Inside story: GapmeRs to silence lncRNA
Drs. Jean-Christophe Marine, Eleonora Leucci and Laura Standaert work at the Laboratory for Molecular Cancer Biology, K.U. Leuven in Belgium. They have been using LNA™ longRNA GapmeRs to silence non-coding RNAs linked to cancer.
Read about their exciting research
Sophisticated LNA™ GapmeR design tool online
The advanced algorithm behind our highly successful gapmers is now available in an easy to use online tool. Use it to design potent antisense oligonucleotides for your mRNA or lncRNA target.
Try the tool
Solving the mystery of an unknown target gene with microRNA TSBs
Dr. Virgine Mattot works in the team “Angiogenesis, endothelium activation and Cancer” directed by Dr. Fabrice Soncin at the Institut de Biologie de Lille. She has been using Target Site Blockers to investigate the role of microRNAs on putative targets which functions are yet unknown. Read about their exciting research
microRNA inhibitors and target site blockers

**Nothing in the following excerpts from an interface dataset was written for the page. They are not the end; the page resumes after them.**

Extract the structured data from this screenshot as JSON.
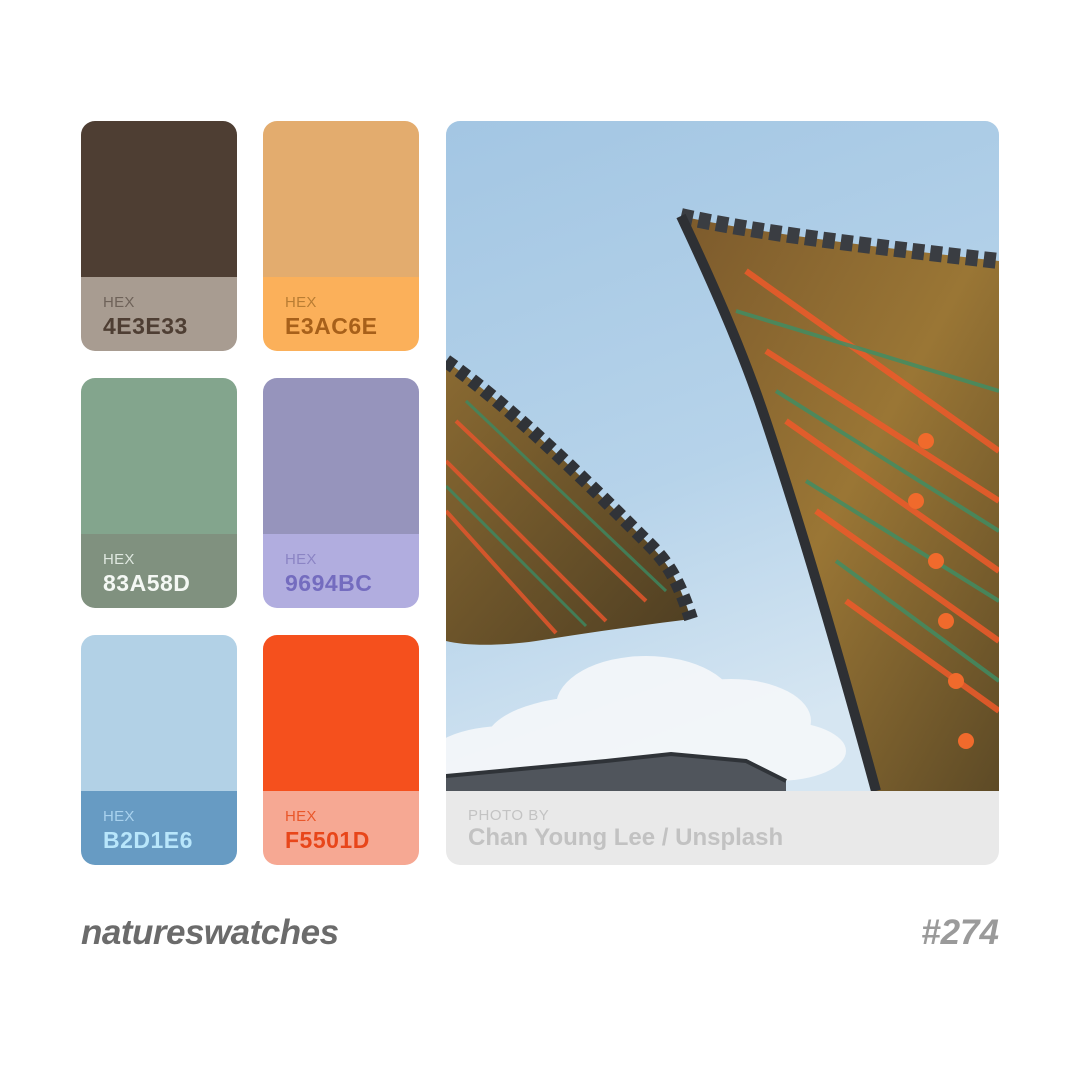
{
  "swatches": [
    {
      "label": "HEX",
      "value": "4E3E33",
      "color": "#4e3e33",
      "info_bg": "#a89c91",
      "label_color": "#6e6259",
      "value_color": "#4e3e33"
    },
    {
      "label": "HEX",
      "value": "E3AC6E",
      "color": "#e3ac6e",
      "info_bg": "#fbb05a",
      "label_color": "#b97d33",
      "value_color": "#a7601a"
    },
    {
      "label": "HEX",
      "value": "83A58D",
      "color": "#83a58d",
      "info_bg": "#80917f",
      "label_color": "#dfe8e0",
      "value_color": "#f4f8f4"
    },
    {
      "label": "HEX",
      "value": "9694BC",
      "color": "#9694bc",
      "info_bg": "#b1addf",
      "label_color": "#8b84c4",
      "value_color": "#746cbf"
    },
    {
      "label": "HEX",
      "value": "B2D1E6",
      "color": "#b2d1e6",
      "info_bg": "#679bc3",
      "label_color": "#a9d2ee",
      "value_color": "#b8e6fb"
    },
    {
      "label": "HEX",
      "value": "F5501D",
      "color": "#f5501d",
      "info_bg": "#f6a893",
      "label_color": "#e9572a",
      "value_color": "#e8461a"
    }
  ],
  "photo": {
    "credit_label": "PHOTO BY",
    "credit_name": "Chan Young Lee / Unsplash"
  },
  "footer": {
    "brand": "natureswatches",
    "number": "#274"
  }
}
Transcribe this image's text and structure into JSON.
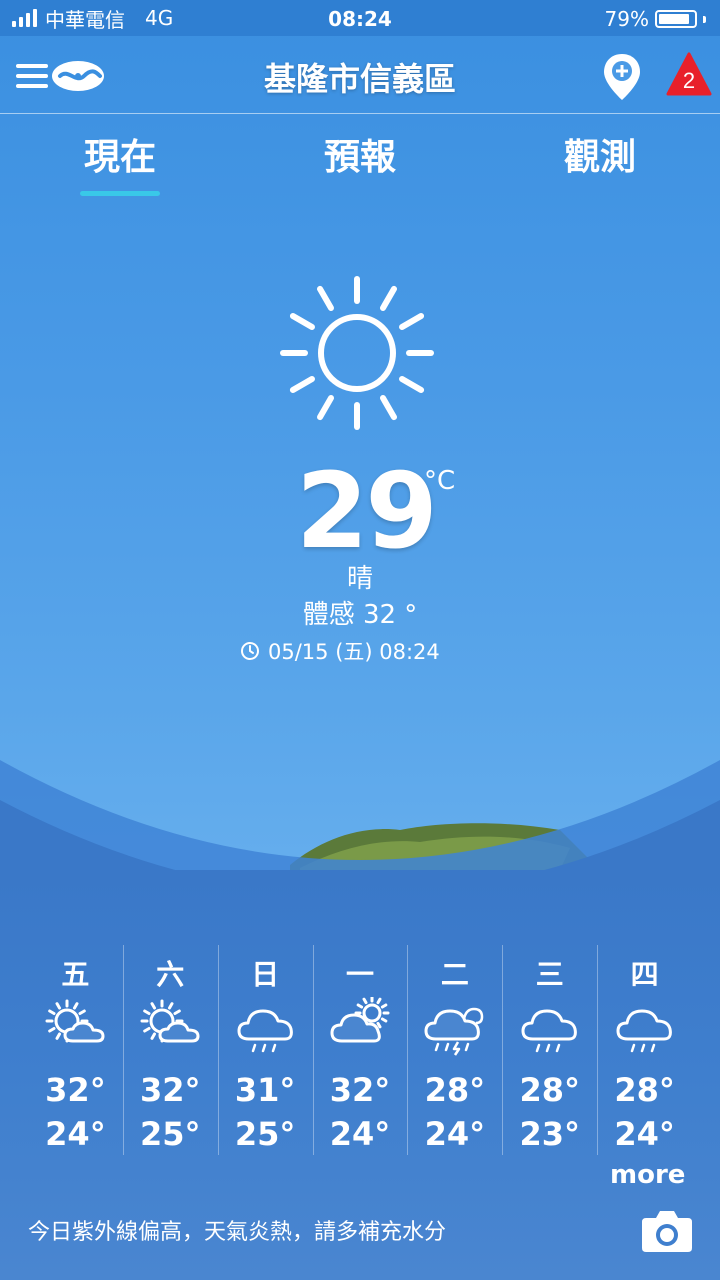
{
  "status": {
    "carrier": "中華電信",
    "network": "4G",
    "time": "08:24",
    "battery": "79%",
    "battery_level": 0.79
  },
  "header": {
    "location": "基隆市信義區",
    "alert_count": "2"
  },
  "tabs": [
    {
      "label": "現在",
      "active": true
    },
    {
      "label": "預報"
    },
    {
      "label": "觀測"
    }
  ],
  "current": {
    "icon": "sun-icon",
    "temp": "29",
    "unit": "°C",
    "condition": "晴",
    "feels_like": "體感 32 °",
    "time": "05/15 (五) 08:24"
  },
  "forecast": [
    {
      "day": "五",
      "icon": "sun-cloud-icon",
      "high": "32°",
      "low": "24°"
    },
    {
      "day": "六",
      "icon": "sun-cloud-icon",
      "high": "32°",
      "low": "25°"
    },
    {
      "day": "日",
      "icon": "rain-cloud-icon",
      "high": "31°",
      "low": "25°"
    },
    {
      "day": "一",
      "icon": "cloud-sun-icon",
      "high": "32°",
      "low": "24°"
    },
    {
      "day": "二",
      "icon": "thunder-rain-icon",
      "high": "28°",
      "low": "24°"
    },
    {
      "day": "三",
      "icon": "rain-cloud-icon",
      "high": "28°",
      "low": "23°"
    },
    {
      "day": "四",
      "icon": "rain-cloud-icon",
      "high": "28°",
      "low": "24°"
    }
  ],
  "more_label": "more",
  "tip": "今日紫外線偏高，天氣炎熱，請多補充水分",
  "colors": {
    "tab_indicator": "#39c8e8",
    "alert": "#e8202a"
  }
}
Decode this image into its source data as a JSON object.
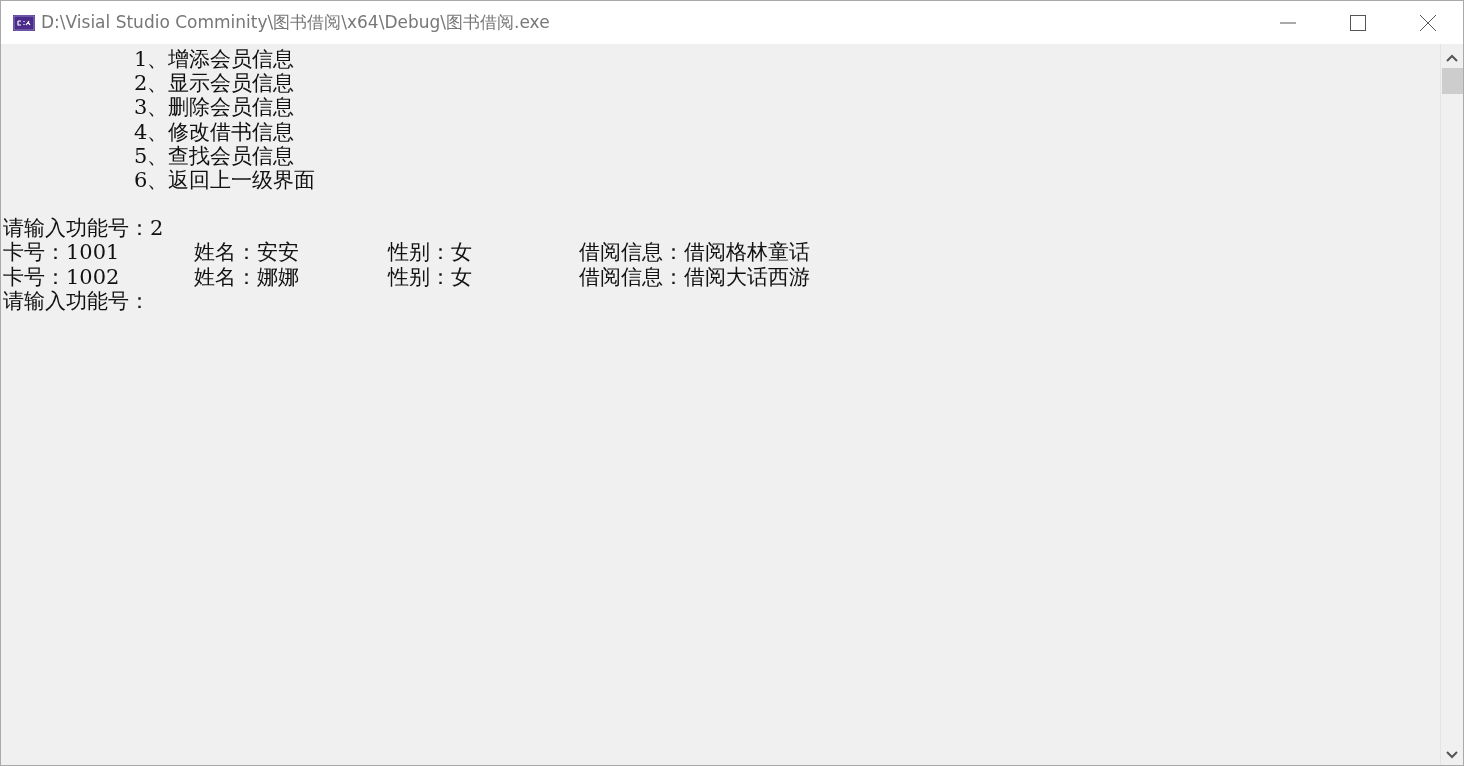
{
  "window": {
    "title": "D:\\Visial Studio Comminity\\图书借阅\\x64\\Debug\\图书借阅.exe"
  },
  "menu": [
    "1、增添会员信息",
    "2、显示会员信息",
    "3、删除会员信息",
    "4、修改借书信息",
    "5、查找会员信息",
    "6、返回上一级界面"
  ],
  "prompt": "请输入功能号：2",
  "records": [
    {
      "card": "卡号：1001",
      "name": "姓名：安安",
      "sex": "性别：女",
      "info": "借阅信息：借阅格林童话"
    },
    {
      "card": "卡号：1002",
      "name": "姓名：娜娜",
      "sex": "性别：女",
      "info": "借阅信息：借阅大话西游"
    }
  ],
  "next_prompt": "请输入功能号："
}
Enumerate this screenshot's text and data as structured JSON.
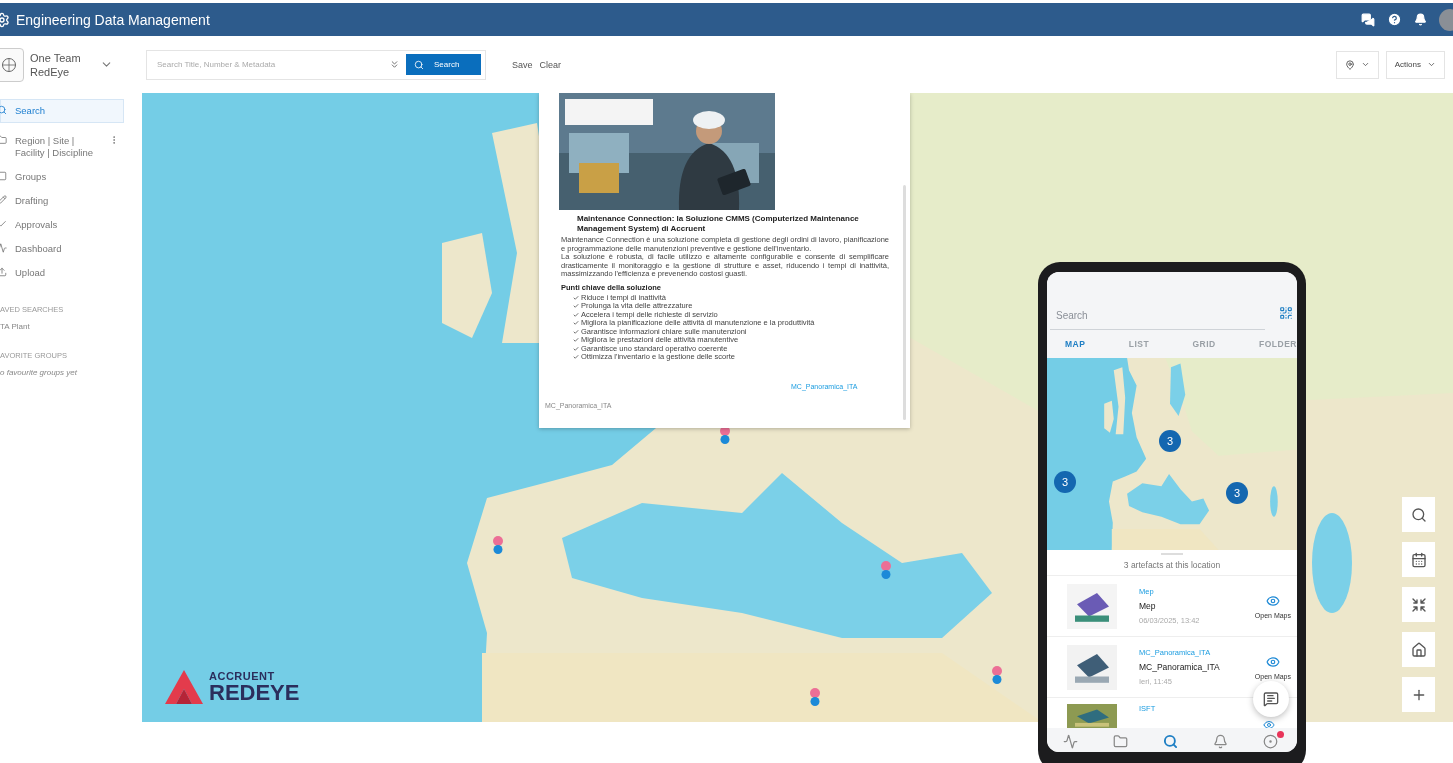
{
  "header": {
    "title": "Engineering Data Management"
  },
  "org": {
    "line1": "One Team",
    "line2": "RedEye"
  },
  "search": {
    "placeholder": "Search Title, Number & Metadata",
    "button": "Search"
  },
  "toolbar_links": [
    "Save",
    "Clear"
  ],
  "actions": {
    "label": "Actions"
  },
  "sidebar": {
    "items": [
      {
        "label": "Search",
        "selected": true,
        "menu": false
      },
      {
        "label": "Region | Site | Facility | Discipline",
        "selected": false,
        "menu": true
      },
      {
        "label": "Groups",
        "selected": false,
        "menu": false
      },
      {
        "label": "Drafting",
        "selected": false,
        "menu": false
      },
      {
        "label": "Approvals",
        "selected": false,
        "menu": false
      },
      {
        "label": "Dashboard",
        "selected": false,
        "menu": false
      },
      {
        "label": "Upload",
        "selected": false,
        "menu": false
      }
    ],
    "sections": [
      {
        "title": "AVED SEARCHES",
        "entries": [
          {
            "text": "TA Plant",
            "kind": "link"
          }
        ]
      },
      {
        "title": "AVORITE GROUPS",
        "entries": [
          {
            "text": "o favourite groups yet",
            "kind": "empty"
          }
        ]
      }
    ]
  },
  "popup": {
    "document": {
      "heading": "Maintenance Connection: la Soluzione CMMS (Computerized Maintenance Management System) di Accruent",
      "paragraphs": [
        "Maintenance Connection è una soluzione completa di gestione degli ordini di lavoro, pianificazione e programmazione delle manutenzioni preventive e gestione dell'inventario.",
        "La soluzione è robusta, di facile utilizzo e altamente configurabile e consente di semplificare drasticamente il monitoraggio e la gestione di strutture e asset, riducendo i tempi di inattività, massimizzando l'efficienza e prevenendo costosi guasti."
      ],
      "subheading": "Punti chiave della soluzione",
      "bullets": [
        "Riduce i tempi di inattività",
        "Prolunga la vita delle attrezzature",
        "Accelera i tempi delle richieste di servizio",
        "Migliora la pianificazione delle attività di manutenzione e la produttività",
        "Garantisce informazioni chiare sulle manutenzioni",
        "Migliora le prestazioni delle attività manutentive",
        "Garantisce uno standard operativo coerente",
        "Ottimizza l'inventario e la gestione delle scorte"
      ]
    },
    "link": "MC_Panoramica_ITA",
    "caption": "MC_Panoramica_ITA"
  },
  "logo": {
    "company": "ACCRUENT",
    "product": "REDEYE"
  },
  "phone": {
    "search_placeholder": "Search",
    "tabs": [
      {
        "label": "MAP",
        "selected": true
      },
      {
        "label": "LIST",
        "selected": false
      },
      {
        "label": "GRID",
        "selected": false
      },
      {
        "label": "FOLDER",
        "selected": false
      }
    ],
    "clusters": [
      "3",
      "3",
      "3"
    ],
    "sheet_title": "3 artefacts at this location",
    "items": [
      {
        "category": "Mep",
        "title": "Mep",
        "date": "06/03/2025, 13:42",
        "action": "Open Maps"
      },
      {
        "category": "MC_Panoramica_ITA",
        "title": "MC_Panoramica_ITA",
        "date": "Ieri, 11:45",
        "action": "Open Maps"
      },
      {
        "category": "ISFT"
      }
    ],
    "nav": [
      {
        "selected": false
      },
      {
        "selected": false
      },
      {
        "selected": true
      },
      {
        "selected": false
      },
      {
        "selected": false
      }
    ]
  }
}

Find out more about our miRCURY LNA™ microRNA Inhibitor and Target Site Blockers based on the LNA™-technology for superior specificity and biostability.